→ **Prompt**:
Copy all lines of the listing that include the string "description".

→ **Data shown**:

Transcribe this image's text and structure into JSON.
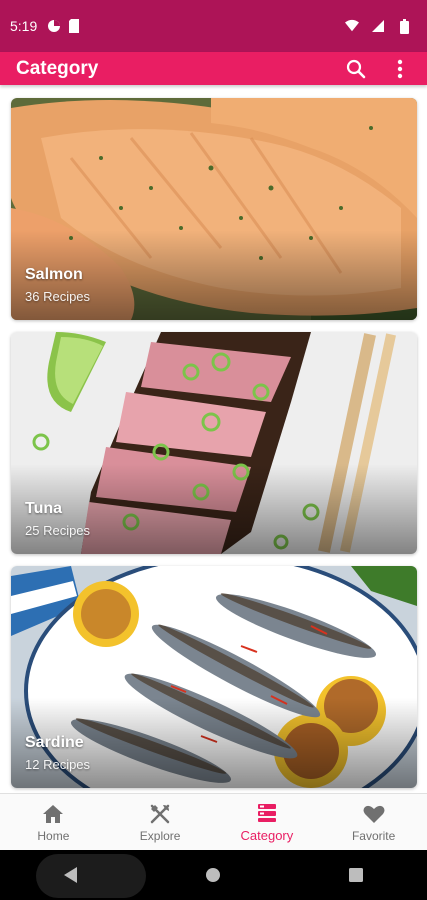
{
  "status_bar": {
    "time": "5:19",
    "icons": [
      "data-saver-icon",
      "sim-card-icon",
      "wifi-icon",
      "signal-icon",
      "battery-icon"
    ]
  },
  "app_bar": {
    "title": "Category",
    "actions": [
      "search-icon",
      "more-vert-icon"
    ]
  },
  "categories": [
    {
      "name": "Salmon",
      "count": "36 Recipes",
      "image": "salmon-photo"
    },
    {
      "name": "Tuna",
      "count": "25 Recipes",
      "image": "tuna-photo"
    },
    {
      "name": "Sardine",
      "count": "12 Recipes",
      "image": "sardine-photo"
    }
  ],
  "bottom_nav": {
    "active": "Category",
    "items": [
      {
        "label": "Home",
        "icon": "home-icon"
      },
      {
        "label": "Explore",
        "icon": "fork-knife-icon"
      },
      {
        "label": "Category",
        "icon": "category-icon"
      },
      {
        "label": "Favorite",
        "icon": "heart-icon"
      }
    ]
  },
  "colors": {
    "status_bar": "#ad1457",
    "primary": "#e91e63",
    "inactive": "#707070",
    "nav_background": "#fafafa",
    "system_nav": "#000000"
  },
  "system_nav": [
    "back-icon",
    "home-circle-icon",
    "recents-icon"
  ]
}
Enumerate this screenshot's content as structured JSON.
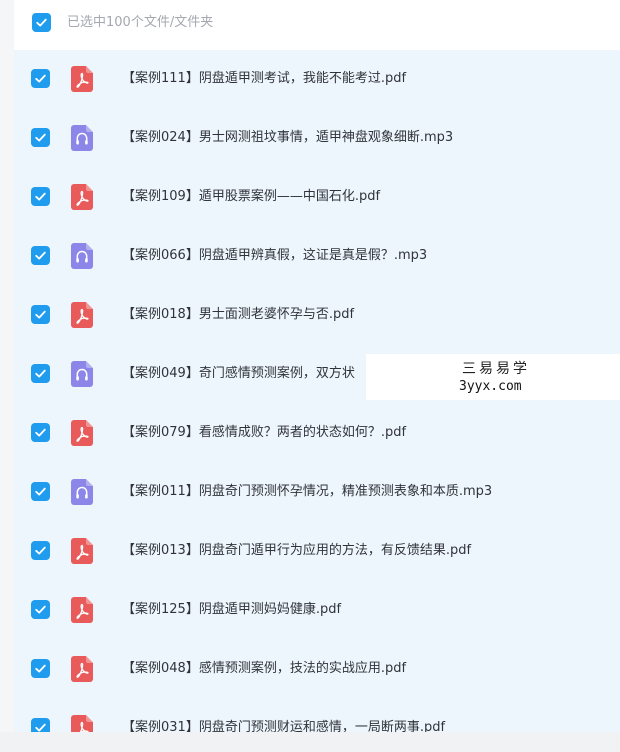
{
  "header": {
    "selection_text": "已选中100个文件/文件夹"
  },
  "colors": {
    "checkbox": "#1f9cee",
    "pdf_icon": "#e95b5b",
    "mp3_icon": "#8b86e8",
    "list_background": "#eef6fd"
  },
  "files": [
    {
      "name": "【案例111】阴盘遁甲测考试，我能不能考过.pdf",
      "type": "pdf",
      "icon": "pdf-icon",
      "checked": true
    },
    {
      "name": "【案例024】男士网测祖坟事情，遁甲神盘观象细断.mp3",
      "type": "mp3",
      "icon": "audio-file-icon",
      "checked": true
    },
    {
      "name": "【案例109】遁甲股票案例——中国石化.pdf",
      "type": "pdf",
      "icon": "pdf-icon",
      "checked": true
    },
    {
      "name": "【案例066】阴盘遁甲辨真假，这证是真是假？.mp3",
      "type": "mp3",
      "icon": "audio-file-icon",
      "checked": true
    },
    {
      "name": "【案例018】男士面测老婆怀孕与否.pdf",
      "type": "pdf",
      "icon": "pdf-icon",
      "checked": true
    },
    {
      "name": "【案例049】奇门感情预测案例，双方状",
      "type": "mp3",
      "icon": "audio-file-icon",
      "checked": true
    },
    {
      "name": "【案例079】看感情成败？两者的状态如何？.pdf",
      "type": "pdf",
      "icon": "pdf-icon",
      "checked": true
    },
    {
      "name": "【案例011】阴盘奇门预测怀孕情况，精准预测表象和本质.mp3",
      "type": "mp3",
      "icon": "audio-file-icon",
      "checked": true
    },
    {
      "name": "【案例013】阴盘奇门遁甲行为应用的方法，有反馈结果.pdf",
      "type": "pdf",
      "icon": "pdf-icon",
      "checked": true
    },
    {
      "name": "【案例125】阴盘遁甲测妈妈健康.pdf",
      "type": "pdf",
      "icon": "pdf-icon",
      "checked": true
    },
    {
      "name": "【案例048】感情预测案例，技法的实战应用.pdf",
      "type": "pdf",
      "icon": "pdf-icon",
      "checked": true
    },
    {
      "name": "【案例031】阴盘奇门预测财运和感情，一局断两事.pdf",
      "type": "pdf",
      "icon": "pdf-icon",
      "checked": true
    }
  ],
  "watermark": {
    "chinese": "三易易学",
    "site": "3yyx.com"
  }
}
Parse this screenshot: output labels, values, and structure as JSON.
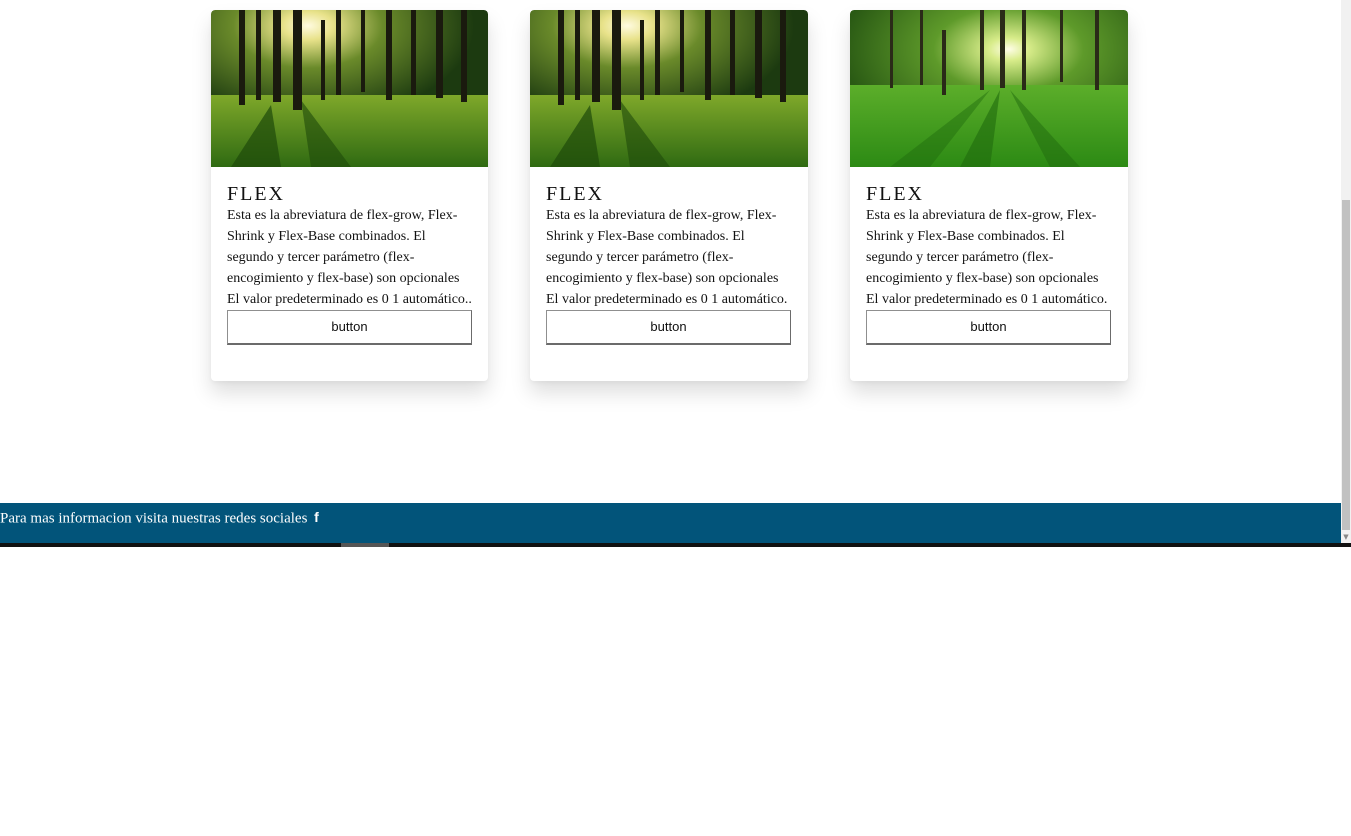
{
  "cards": [
    {
      "image": "forest-sunlight-image",
      "title": "FLEX",
      "text": "Esta es la abreviatura de flex-grow, Flex-Shrink y Flex-Base combinados. El segundo y tercer parámetro (flex-encogimiento y flex-base) son opcionales El valor predeterminado es 0 1 automático..",
      "button_label": "button"
    },
    {
      "image": "forest-sunlight-image",
      "title": "FLEX",
      "text": "Esta es la abreviatura de flex-grow, Flex-Shrink y Flex-Base combinados. El segundo y tercer parámetro (flex-encogimiento y flex-base) son opcionales El valor predeterminado es 0 1 automático.",
      "button_label": "button"
    },
    {
      "image": "green-park-image",
      "title": "FLEX",
      "text": "Esta es la abreviatura de flex-grow, Flex-Shrink y Flex-Base combinados. El segundo y tercer parámetro (flex-encogimiento y flex-base) son opcionales El valor predeterminado es 0 1 automático.",
      "button_label": "button"
    }
  ],
  "footer": {
    "text": "Para mas informacion visita nuestras redes sociales",
    "social_icon": "facebook-icon",
    "social_glyph": "f",
    "background_color": "#02547a"
  }
}
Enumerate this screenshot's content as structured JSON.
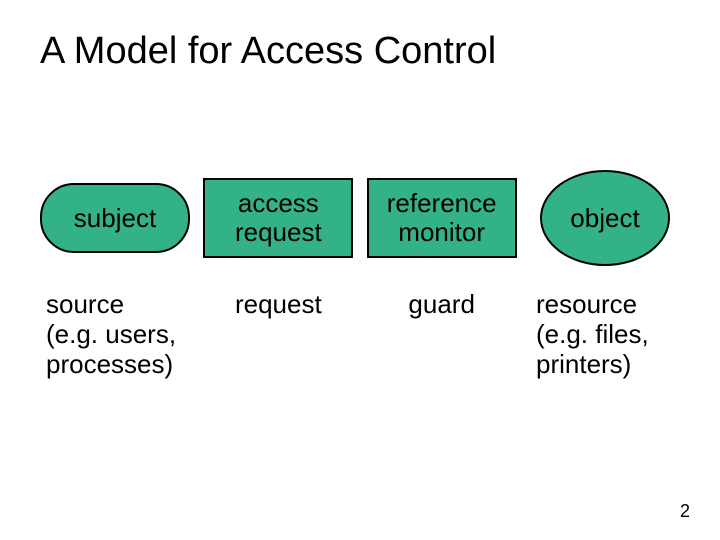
{
  "title": "A Model for Access Control",
  "shapes": {
    "subject": "subject",
    "access_request": "access\nrequest",
    "reference_monitor": "reference\nmonitor",
    "object": "object"
  },
  "labels": {
    "source": "source\n(e.g. users,\nprocesses)",
    "request": "request",
    "guard": "guard",
    "resource": "resource\n(e.g. files,\nprinters)"
  },
  "page_number": "2",
  "colors": {
    "fill": "#33b28a"
  }
}
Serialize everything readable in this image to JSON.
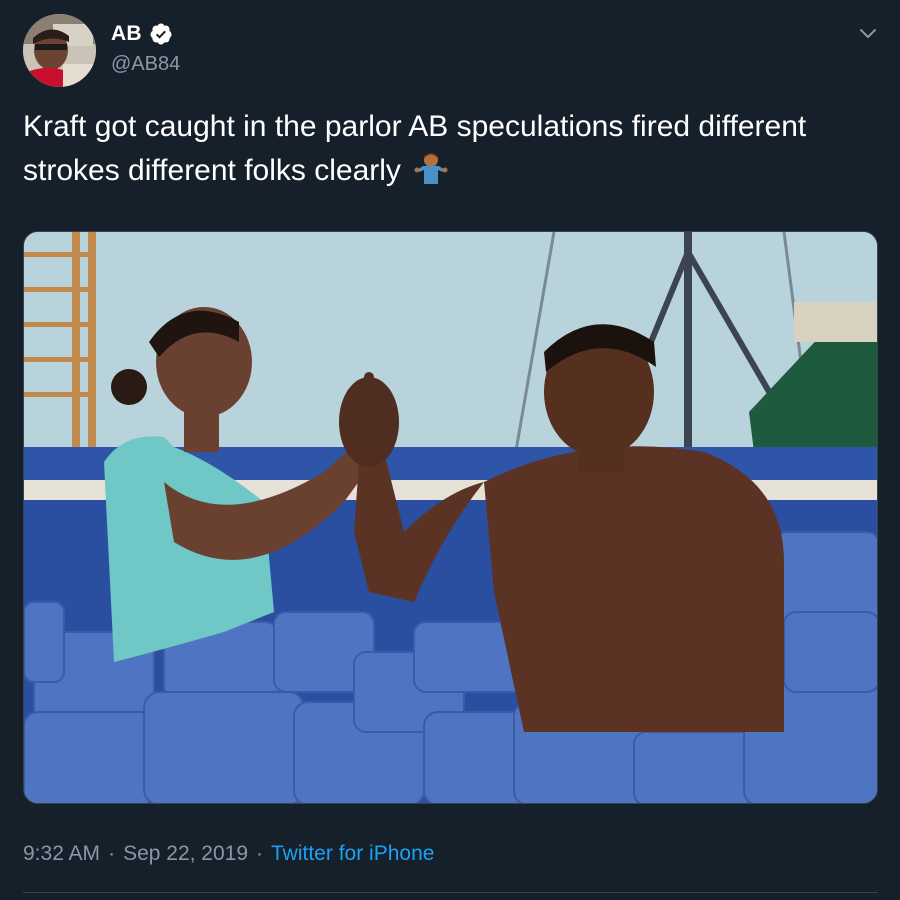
{
  "author": {
    "display_name": "AB",
    "handle": "@AB84",
    "verified": true
  },
  "tweet": {
    "text": "Kraft got caught in the parlor AB speculations fired different strokes different folks clearly",
    "emoji": "person-shrugging-emoji"
  },
  "meta": {
    "time": "9:32 AM",
    "separator": "·",
    "date": "Sep 22, 2019",
    "source": "Twitter for iPhone"
  },
  "colors": {
    "background": "#15202b",
    "secondary_text": "#8899a6",
    "link": "#1da1f2",
    "verified_badge": "#ffffff"
  },
  "icons": [
    "verified-badge-icon",
    "chevron-down-icon"
  ]
}
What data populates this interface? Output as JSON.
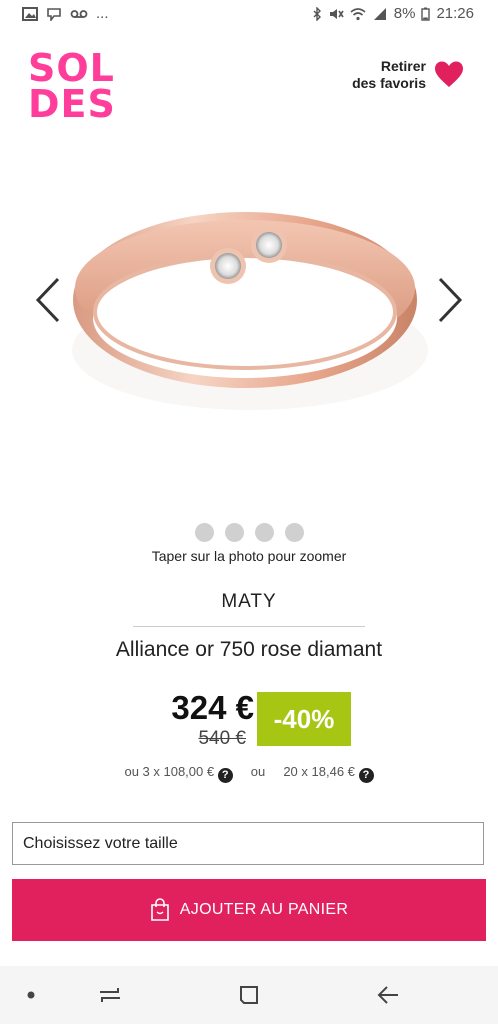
{
  "status": {
    "battery": "8%",
    "time": "21:26",
    "notif_more": "..."
  },
  "logo": {
    "line1": "SOL",
    "line2": "DES"
  },
  "favorites": {
    "line1": "Retirer",
    "line2": "des favoris"
  },
  "carousel": {
    "dot_count": 4,
    "zoom_hint": "Taper sur la photo pour zoomer"
  },
  "product": {
    "brand": "MATY",
    "title": "Alliance or 750 rose diamant",
    "price_now": "324 €",
    "price_old": "540 €",
    "discount": "-40%",
    "installment_1": "ou 3 x 108,00 €",
    "installment_sep": "ou",
    "installment_2": "20 x 18,46 €",
    "help_glyph": "?"
  },
  "size_select": {
    "placeholder": "Choisissez votre taille"
  },
  "cart": {
    "label": "AJOUTER AU PANIER"
  },
  "colors": {
    "logo": "#ff3d9a",
    "heart": "#e0215e",
    "cart": "#e0215e",
    "discount": "#a7c614"
  }
}
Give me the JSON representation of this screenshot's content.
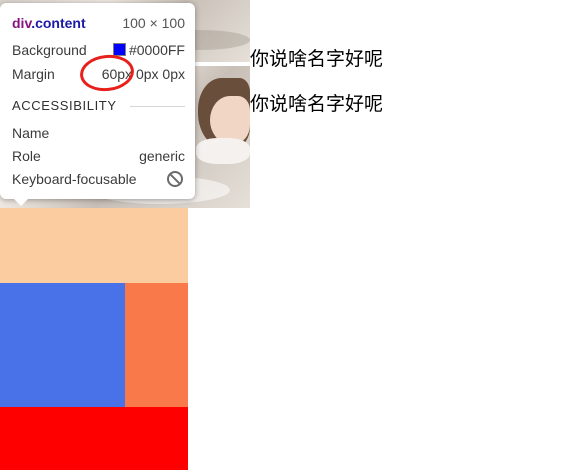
{
  "page_text": {
    "line1": "你说啥名字好呢",
    "line2": "你说啥名字好呢"
  },
  "tooltip": {
    "tag": "div",
    "class_name": ".content",
    "size": "100 × 100",
    "background_label": "Background",
    "background_value": "#0000FF",
    "margin_label": "Margin",
    "margin_values": [
      "60px",
      "0px",
      "0px"
    ],
    "accessibility_heading": "ACCESSIBILITY",
    "name_label": "Name",
    "name_value": "",
    "role_label": "Role",
    "role_value": "generic",
    "keyboard_label": "Keyboard-focusable"
  },
  "colors": {
    "swatch": "#0000FF",
    "peach": "#FACCA0",
    "blue": "#4A72E8",
    "orange": "#F9794A",
    "red": "#FF0000",
    "annotation": "#E8201C"
  },
  "icons": {
    "keyboard_focusable": "not-allowed-icon"
  }
}
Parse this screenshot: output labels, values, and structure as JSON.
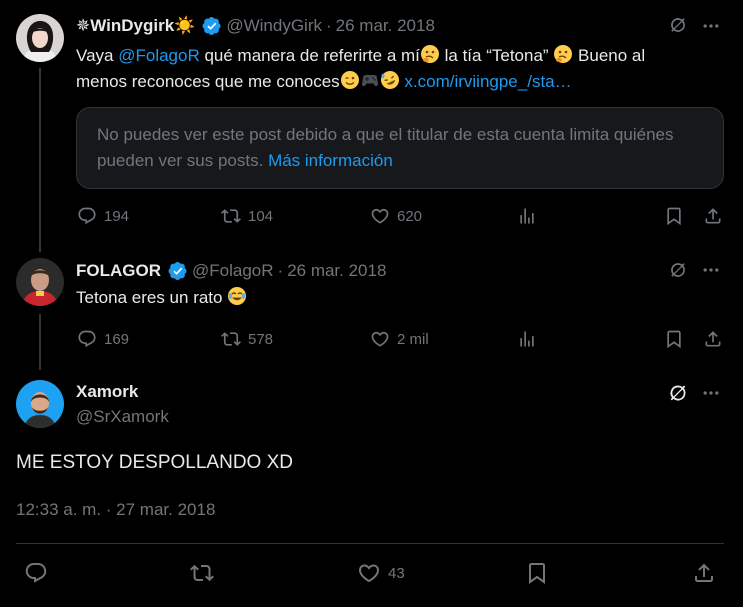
{
  "tweets": [
    {
      "name": "✵WinDygirk☀️",
      "handle": "@WindyGirk",
      "separator": "·",
      "date": "26 mar. 2018",
      "text_before_mention": "Vaya ",
      "mention": "@FolagoR",
      "text_after_mention": " qué manera de referirte a mí",
      "text_after_emoji1": " la tía “Tetona” ",
      "text_after_emoji2": " Bueno al",
      "text_line2": "menos reconoces que me conoces",
      "link": "x.com/irviingpe_/sta…",
      "notice_text": "No puedes ver este post debido a que el titular de esta cuenta limita quiénes pueden ver sus posts.",
      "notice_link": "Más información",
      "replies": "194",
      "reposts": "104",
      "likes": "620"
    },
    {
      "name": "FOLAGOR",
      "handle": "@FolagoR",
      "separator": "·",
      "date": "26 mar. 2018",
      "text": "Tetona eres un rato",
      "replies": "169",
      "reposts": "578",
      "likes": "2 mil"
    }
  ],
  "main_tweet": {
    "name": "Xamork",
    "handle": "@SrXamork",
    "text": "ME ESTOY DESPOLLANDO XD",
    "timestamp": "12:33 a. m. · 27 mar. 2018",
    "likes": "43"
  },
  "colors": {
    "accent": "#1d9bf0",
    "muted": "#71767b",
    "text": "#e7e9ea",
    "background": "#000000"
  },
  "icons": [
    "reply-icon",
    "repost-icon",
    "like-icon",
    "views-icon",
    "bookmark-icon",
    "share-icon",
    "grok-icon",
    "more-icon",
    "verified-badge-icon"
  ]
}
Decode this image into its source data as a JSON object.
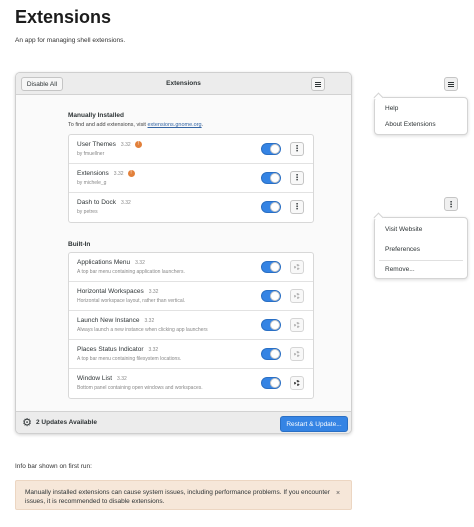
{
  "page": {
    "title": "Extensions",
    "subtitle": "An app for managing shell extensions."
  },
  "window": {
    "disable_all_label": "Disable All",
    "title": "Extensions",
    "manual": {
      "heading": "Manually Installed",
      "hint_prefix": "To find and add extensions, visit ",
      "hint_link": "extensions.gnome.org",
      "hint_suffix": ".",
      "items": [
        {
          "name": "User Themes",
          "version": "3.32",
          "author": "by fmuellner",
          "warning": "!"
        },
        {
          "name": "Extensions",
          "version": "3.32",
          "author": "by michele_g",
          "warning": "!"
        },
        {
          "name": "Dash to Dock",
          "version": "3.32",
          "author": "by petres"
        }
      ]
    },
    "builtin": {
      "heading": "Built-In",
      "items": [
        {
          "name": "Applications Menu",
          "version": "3.32",
          "description": "A top bar menu containing application launchers."
        },
        {
          "name": "Horizontal Workspaces",
          "version": "3.32",
          "description": "Horizontal workspace layout, rather than vertical."
        },
        {
          "name": "Launch New Instance",
          "version": "3.32",
          "description": "Always launch a new instance when clicking app launchers"
        },
        {
          "name": "Places Status Indicator",
          "version": "3.32",
          "description": "A top bar menu containing filesystem locations."
        },
        {
          "name": "Window List",
          "version": "3.32",
          "description": "Bottom panel containing open windows and workspaces."
        }
      ]
    },
    "bottombar": {
      "updates_label": "2 Updates Available",
      "restart_label": "Restart & Update..."
    }
  },
  "app_menu": {
    "items": [
      "Help",
      "About Extensions"
    ]
  },
  "row_menu": {
    "items": [
      "Visit Website",
      "Preferences",
      "Remove..."
    ]
  },
  "infobar": {
    "caption": "Info bar shown on first run:",
    "message": "Manually installed extensions can cause system issues, including performance problems. If you encounter issues, it is recommended to disable extensions.",
    "close": "×"
  },
  "colors": {
    "accent": "#3584e4",
    "warning": "#e2803a",
    "infobar_bg": "#f6e7d9"
  }
}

→ **Task answer**:
          "description": "A top bar menu containing application launchers."
          "description": "Horizontal workspace layout, rather than vertical."
          "description": "Always launch a new instance when clicking app launchers"
          "description": "A top bar menu containing filesystem locations."
          "description": "Bottom panel containing open windows and workspaces."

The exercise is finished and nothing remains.